> EXERCISE DESCRIPTION
Your answer must be the full listing, repeated word for word.

> INPUT
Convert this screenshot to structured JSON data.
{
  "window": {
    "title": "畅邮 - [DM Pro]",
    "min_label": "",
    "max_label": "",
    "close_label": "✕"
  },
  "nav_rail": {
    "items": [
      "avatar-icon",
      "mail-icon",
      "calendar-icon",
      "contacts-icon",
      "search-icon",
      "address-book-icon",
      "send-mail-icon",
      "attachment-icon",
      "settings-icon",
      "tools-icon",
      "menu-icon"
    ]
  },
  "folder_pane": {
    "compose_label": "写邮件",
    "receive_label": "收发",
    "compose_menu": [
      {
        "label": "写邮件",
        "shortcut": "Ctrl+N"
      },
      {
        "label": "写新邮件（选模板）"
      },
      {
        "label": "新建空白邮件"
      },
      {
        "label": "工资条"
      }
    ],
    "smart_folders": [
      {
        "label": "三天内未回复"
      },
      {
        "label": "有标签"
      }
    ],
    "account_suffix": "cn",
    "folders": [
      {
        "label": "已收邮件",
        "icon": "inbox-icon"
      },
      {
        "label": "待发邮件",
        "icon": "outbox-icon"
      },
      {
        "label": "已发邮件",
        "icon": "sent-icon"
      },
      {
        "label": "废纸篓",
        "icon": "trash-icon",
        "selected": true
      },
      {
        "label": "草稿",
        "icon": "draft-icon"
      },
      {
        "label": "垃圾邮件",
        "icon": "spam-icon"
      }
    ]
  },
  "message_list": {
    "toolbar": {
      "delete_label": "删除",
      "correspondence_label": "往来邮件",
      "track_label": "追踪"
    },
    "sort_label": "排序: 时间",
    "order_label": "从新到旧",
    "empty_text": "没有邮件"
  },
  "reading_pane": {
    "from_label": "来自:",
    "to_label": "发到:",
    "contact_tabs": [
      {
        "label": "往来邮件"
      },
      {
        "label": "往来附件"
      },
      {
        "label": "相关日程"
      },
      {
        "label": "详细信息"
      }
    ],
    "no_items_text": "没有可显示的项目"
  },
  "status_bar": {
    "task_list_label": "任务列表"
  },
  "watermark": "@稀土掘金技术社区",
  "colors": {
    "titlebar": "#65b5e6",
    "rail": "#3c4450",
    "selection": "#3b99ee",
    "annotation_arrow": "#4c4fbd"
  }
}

> EXERCISE SOLUTION
Convert this screenshot to structured JSON data.
{
  "window": {
    "title": "畅邮 - [DM Pro]",
    "min_label": "",
    "max_label": "",
    "close_label": "✕"
  },
  "nav_rail": {
    "items": [
      "avatar-icon",
      "mail-icon",
      "calendar-icon",
      "contacts-icon",
      "search-icon",
      "address-book-icon",
      "send-mail-icon",
      "attachment-icon",
      "settings-icon",
      "tools-icon",
      "menu-icon"
    ]
  },
  "folder_pane": {
    "compose_label": "写邮件",
    "receive_label": "收发",
    "compose_menu": [
      {
        "label": "写邮件",
        "shortcut": "Ctrl+N"
      },
      {
        "label": "写新邮件（选模板）"
      },
      {
        "label": "新建空白邮件"
      },
      {
        "label": "工资条"
      }
    ],
    "smart_folders": [
      {
        "label": "三天内未回复"
      },
      {
        "label": "有标签"
      }
    ],
    "account_suffix": "cn",
    "folders": [
      {
        "label": "已收邮件",
        "icon": "inbox-icon"
      },
      {
        "label": "待发邮件",
        "icon": "outbox-icon"
      },
      {
        "label": "已发邮件",
        "icon": "sent-icon"
      },
      {
        "label": "废纸篓",
        "icon": "trash-icon",
        "selected": true
      },
      {
        "label": "草稿",
        "icon": "draft-icon"
      },
      {
        "label": "垃圾邮件",
        "icon": "spam-icon"
      }
    ]
  },
  "message_list": {
    "toolbar": {
      "delete_label": "删除",
      "correspondence_label": "往来邮件",
      "track_label": "追踪"
    },
    "sort_label": "排序: 时间",
    "order_label": "从新到旧",
    "empty_text": "没有邮件"
  },
  "reading_pane": {
    "from_label": "来自:",
    "to_label": "发到:",
    "contact_tabs": [
      {
        "label": "往来邮件"
      },
      {
        "label": "往来附件"
      },
      {
        "label": "相关日程"
      },
      {
        "label": "详细信息"
      }
    ],
    "no_items_text": "没有可显示的项目"
  },
  "status_bar": {
    "task_list_label": "任务列表"
  },
  "watermark": "@稀土掘金技术社区",
  "colors": {
    "titlebar": "#65b5e6",
    "rail": "#3c4450",
    "selection": "#3b99ee",
    "annotation_arrow": "#4c4fbd"
  }
}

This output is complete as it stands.